Exercise description — Could you retype the whole listing, word for word?

::: Information shown :::

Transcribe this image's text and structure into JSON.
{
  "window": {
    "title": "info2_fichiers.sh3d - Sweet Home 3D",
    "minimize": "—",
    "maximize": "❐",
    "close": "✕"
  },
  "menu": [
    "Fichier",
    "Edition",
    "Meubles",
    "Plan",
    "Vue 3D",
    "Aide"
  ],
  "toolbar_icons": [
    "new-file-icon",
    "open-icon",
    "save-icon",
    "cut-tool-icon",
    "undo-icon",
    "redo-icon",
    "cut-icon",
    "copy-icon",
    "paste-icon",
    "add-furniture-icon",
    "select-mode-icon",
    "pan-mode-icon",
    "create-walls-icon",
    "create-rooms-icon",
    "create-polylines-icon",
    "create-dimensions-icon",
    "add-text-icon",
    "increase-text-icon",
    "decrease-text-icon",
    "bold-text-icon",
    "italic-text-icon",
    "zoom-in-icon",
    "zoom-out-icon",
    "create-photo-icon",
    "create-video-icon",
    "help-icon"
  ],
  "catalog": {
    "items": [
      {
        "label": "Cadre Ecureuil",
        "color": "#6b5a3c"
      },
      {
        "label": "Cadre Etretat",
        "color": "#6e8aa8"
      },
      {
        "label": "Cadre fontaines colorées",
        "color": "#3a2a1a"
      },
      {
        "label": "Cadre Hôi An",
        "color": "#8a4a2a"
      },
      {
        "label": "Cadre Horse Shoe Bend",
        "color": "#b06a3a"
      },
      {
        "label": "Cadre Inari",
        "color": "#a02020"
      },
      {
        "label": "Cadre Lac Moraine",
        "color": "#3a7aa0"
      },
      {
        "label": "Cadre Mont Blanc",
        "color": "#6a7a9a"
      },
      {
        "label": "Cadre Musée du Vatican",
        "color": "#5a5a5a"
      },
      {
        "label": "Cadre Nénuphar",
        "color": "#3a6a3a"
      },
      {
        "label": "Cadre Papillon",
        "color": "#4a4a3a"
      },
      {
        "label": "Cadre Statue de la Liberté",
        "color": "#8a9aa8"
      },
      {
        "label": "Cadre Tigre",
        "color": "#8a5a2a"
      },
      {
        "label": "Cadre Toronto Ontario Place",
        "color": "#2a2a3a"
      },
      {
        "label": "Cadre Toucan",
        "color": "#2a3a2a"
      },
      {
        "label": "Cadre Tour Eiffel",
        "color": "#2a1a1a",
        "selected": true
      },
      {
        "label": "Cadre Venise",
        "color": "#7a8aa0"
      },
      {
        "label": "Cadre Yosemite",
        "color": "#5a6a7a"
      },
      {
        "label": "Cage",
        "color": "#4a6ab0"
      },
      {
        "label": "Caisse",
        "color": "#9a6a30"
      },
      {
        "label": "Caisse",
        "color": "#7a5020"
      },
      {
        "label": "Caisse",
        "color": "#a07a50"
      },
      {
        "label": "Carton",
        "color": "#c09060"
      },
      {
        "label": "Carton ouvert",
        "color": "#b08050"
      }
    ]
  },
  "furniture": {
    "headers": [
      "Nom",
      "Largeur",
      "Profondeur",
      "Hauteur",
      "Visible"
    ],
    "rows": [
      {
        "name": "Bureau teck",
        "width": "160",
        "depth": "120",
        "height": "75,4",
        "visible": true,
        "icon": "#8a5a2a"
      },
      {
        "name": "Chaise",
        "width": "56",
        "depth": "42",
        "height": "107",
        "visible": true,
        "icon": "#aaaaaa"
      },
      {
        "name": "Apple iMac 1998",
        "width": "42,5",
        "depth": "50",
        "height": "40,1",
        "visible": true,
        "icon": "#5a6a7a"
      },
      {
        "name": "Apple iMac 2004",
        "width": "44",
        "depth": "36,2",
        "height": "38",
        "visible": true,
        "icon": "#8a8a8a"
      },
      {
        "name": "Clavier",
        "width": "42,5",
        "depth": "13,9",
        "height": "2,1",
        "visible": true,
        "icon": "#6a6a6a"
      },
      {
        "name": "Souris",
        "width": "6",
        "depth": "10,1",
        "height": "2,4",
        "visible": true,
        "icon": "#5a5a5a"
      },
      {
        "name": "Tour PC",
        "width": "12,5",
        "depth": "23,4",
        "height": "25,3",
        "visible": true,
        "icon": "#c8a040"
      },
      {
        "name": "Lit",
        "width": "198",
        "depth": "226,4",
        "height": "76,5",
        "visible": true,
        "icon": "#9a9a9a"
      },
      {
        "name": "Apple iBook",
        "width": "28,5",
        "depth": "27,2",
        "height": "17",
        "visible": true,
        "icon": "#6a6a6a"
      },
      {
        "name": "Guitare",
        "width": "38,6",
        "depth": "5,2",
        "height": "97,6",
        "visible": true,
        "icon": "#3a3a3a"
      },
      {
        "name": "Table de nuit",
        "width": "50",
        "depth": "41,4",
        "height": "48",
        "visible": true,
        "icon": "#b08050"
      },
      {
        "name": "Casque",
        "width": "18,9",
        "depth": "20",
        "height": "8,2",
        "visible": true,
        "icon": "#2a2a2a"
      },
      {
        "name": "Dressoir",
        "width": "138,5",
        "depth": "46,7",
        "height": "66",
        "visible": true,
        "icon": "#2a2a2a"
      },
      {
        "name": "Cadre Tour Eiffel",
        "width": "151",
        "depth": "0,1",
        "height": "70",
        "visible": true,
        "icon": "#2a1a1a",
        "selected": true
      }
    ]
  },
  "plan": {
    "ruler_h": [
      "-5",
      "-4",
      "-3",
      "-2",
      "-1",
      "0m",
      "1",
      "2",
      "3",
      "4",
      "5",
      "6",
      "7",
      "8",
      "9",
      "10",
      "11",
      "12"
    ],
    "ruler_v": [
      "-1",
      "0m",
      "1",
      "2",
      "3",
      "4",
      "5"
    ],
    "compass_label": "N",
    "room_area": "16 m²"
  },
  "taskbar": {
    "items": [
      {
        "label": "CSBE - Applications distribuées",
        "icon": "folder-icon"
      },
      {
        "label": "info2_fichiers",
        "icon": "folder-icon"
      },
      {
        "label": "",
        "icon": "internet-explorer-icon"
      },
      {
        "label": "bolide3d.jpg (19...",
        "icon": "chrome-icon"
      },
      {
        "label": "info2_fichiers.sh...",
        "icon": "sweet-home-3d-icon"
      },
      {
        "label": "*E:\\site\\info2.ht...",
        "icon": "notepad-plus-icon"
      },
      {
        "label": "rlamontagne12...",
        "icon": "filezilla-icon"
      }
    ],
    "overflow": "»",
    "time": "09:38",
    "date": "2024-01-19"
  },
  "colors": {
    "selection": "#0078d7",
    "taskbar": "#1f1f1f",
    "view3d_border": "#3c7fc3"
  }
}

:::

The completed task —
Transcribe this image's text and structure into JSON.
{
  "window": {
    "title": "info2_fichiers.sh3d - Sweet Home 3D",
    "minimize": "—",
    "maximize": "❐",
    "close": "✕"
  },
  "menu": [
    "Fichier",
    "Edition",
    "Meubles",
    "Plan",
    "Vue 3D",
    "Aide"
  ],
  "toolbar_icons": [
    "new-file-icon",
    "open-icon",
    "save-icon",
    "cut-tool-icon",
    "undo-icon",
    "redo-icon",
    "cut-icon",
    "copy-icon",
    "paste-icon",
    "add-furniture-icon",
    "select-mode-icon",
    "pan-mode-icon",
    "create-walls-icon",
    "create-rooms-icon",
    "create-polylines-icon",
    "create-dimensions-icon",
    "add-text-icon",
    "increase-text-icon",
    "decrease-text-icon",
    "bold-text-icon",
    "italic-text-icon",
    "zoom-in-icon",
    "zoom-out-icon",
    "create-photo-icon",
    "create-video-icon",
    "help-icon"
  ],
  "catalog": {
    "items": [
      {
        "label": "Cadre Ecureuil",
        "color": "#6b5a3c"
      },
      {
        "label": "Cadre Etretat",
        "color": "#6e8aa8"
      },
      {
        "label": "Cadre fontaines colorées",
        "color": "#3a2a1a"
      },
      {
        "label": "Cadre Hôi An",
        "color": "#8a4a2a"
      },
      {
        "label": "Cadre Horse Shoe Bend",
        "color": "#b06a3a"
      },
      {
        "label": "Cadre Inari",
        "color": "#a02020"
      },
      {
        "label": "Cadre Lac Moraine",
        "color": "#3a7aa0"
      },
      {
        "label": "Cadre Mont Blanc",
        "color": "#6a7a9a"
      },
      {
        "label": "Cadre Musée du Vatican",
        "color": "#5a5a5a"
      },
      {
        "label": "Cadre Nénuphar",
        "color": "#3a6a3a"
      },
      {
        "label": "Cadre Papillon",
        "color": "#4a4a3a"
      },
      {
        "label": "Cadre Statue de la Liberté",
        "color": "#8a9aa8"
      },
      {
        "label": "Cadre Tigre",
        "color": "#8a5a2a"
      },
      {
        "label": "Cadre Toronto Ontario Place",
        "color": "#2a2a3a"
      },
      {
        "label": "Cadre Toucan",
        "color": "#2a3a2a"
      },
      {
        "label": "Cadre Tour Eiffel",
        "color": "#2a1a1a",
        "selected": true
      },
      {
        "label": "Cadre Venise",
        "color": "#7a8aa0"
      },
      {
        "label": "Cadre Yosemite",
        "color": "#5a6a7a"
      },
      {
        "label": "Cage",
        "color": "#4a6ab0"
      },
      {
        "label": "Caisse",
        "color": "#9a6a30"
      },
      {
        "label": "Caisse",
        "color": "#7a5020"
      },
      {
        "label": "Caisse",
        "color": "#a07a50"
      },
      {
        "label": "Carton",
        "color": "#c09060"
      },
      {
        "label": "Carton ouvert",
        "color": "#b08050"
      }
    ]
  },
  "furniture": {
    "headers": [
      "Nom",
      "Largeur",
      "Profondeur",
      "Hauteur",
      "Visible"
    ],
    "rows": [
      {
        "name": "Bureau teck",
        "width": "160",
        "depth": "120",
        "height": "75,4",
        "visible": true,
        "icon": "#8a5a2a"
      },
      {
        "name": "Chaise",
        "width": "56",
        "depth": "42",
        "height": "107",
        "visible": true,
        "icon": "#aaaaaa"
      },
      {
        "name": "Apple iMac 1998",
        "width": "42,5",
        "depth": "50",
        "height": "40,1",
        "visible": true,
        "icon": "#5a6a7a"
      },
      {
        "name": "Apple iMac 2004",
        "width": "44",
        "depth": "36,2",
        "height": "38",
        "visible": true,
        "icon": "#8a8a8a"
      },
      {
        "name": "Clavier",
        "width": "42,5",
        "depth": "13,9",
        "height": "2,1",
        "visible": true,
        "icon": "#6a6a6a"
      },
      {
        "name": "Souris",
        "width": "6",
        "depth": "10,1",
        "height": "2,4",
        "visible": true,
        "icon": "#5a5a5a"
      },
      {
        "name": "Tour PC",
        "width": "12,5",
        "depth": "23,4",
        "height": "25,3",
        "visible": true,
        "icon": "#c8a040"
      },
      {
        "name": "Lit",
        "width": "198",
        "depth": "226,4",
        "height": "76,5",
        "visible": true,
        "icon": "#9a9a9a"
      },
      {
        "name": "Apple iBook",
        "width": "28,5",
        "depth": "27,2",
        "height": "17",
        "visible": true,
        "icon": "#6a6a6a"
      },
      {
        "name": "Guitare",
        "width": "38,6",
        "depth": "5,2",
        "height": "97,6",
        "visible": true,
        "icon": "#3a3a3a"
      },
      {
        "name": "Table de nuit",
        "width": "50",
        "depth": "41,4",
        "height": "48",
        "visible": true,
        "icon": "#b08050"
      },
      {
        "name": "Casque",
        "width": "18,9",
        "depth": "20",
        "height": "8,2",
        "visible": true,
        "icon": "#2a2a2a"
      },
      {
        "name": "Dressoir",
        "width": "138,5",
        "depth": "46,7",
        "height": "66",
        "visible": true,
        "icon": "#2a2a2a"
      },
      {
        "name": "Cadre Tour Eiffel",
        "width": "151",
        "depth": "0,1",
        "height": "70",
        "visible": true,
        "icon": "#2a1a1a",
        "selected": true
      }
    ]
  },
  "plan": {
    "ruler_h": [
      "-5",
      "-4",
      "-3",
      "-2",
      "-1",
      "0m",
      "1",
      "2",
      "3",
      "4",
      "5",
      "6",
      "7",
      "8",
      "9",
      "10",
      "11",
      "12"
    ],
    "ruler_v": [
      "-1",
      "0m",
      "1",
      "2",
      "3",
      "4",
      "5"
    ],
    "compass_label": "N",
    "room_area": "16 m²"
  },
  "taskbar": {
    "items": [
      {
        "label": "CSBE - Applications distribuées",
        "icon": "folder-icon"
      },
      {
        "label": "info2_fichiers",
        "icon": "folder-icon"
      },
      {
        "label": "",
        "icon": "internet-explorer-icon"
      },
      {
        "label": "bolide3d.jpg (19...",
        "icon": "chrome-icon"
      },
      {
        "label": "info2_fichiers.sh...",
        "icon": "sweet-home-3d-icon"
      },
      {
        "label": "*E:\\site\\info2.ht...",
        "icon": "notepad-plus-icon"
      },
      {
        "label": "rlamontagne12...",
        "icon": "filezilla-icon"
      }
    ],
    "overflow": "»",
    "time": "09:38",
    "date": "2024-01-19"
  },
  "colors": {
    "selection": "#0078d7",
    "taskbar": "#1f1f1f",
    "view3d_border": "#3c7fc3"
  }
}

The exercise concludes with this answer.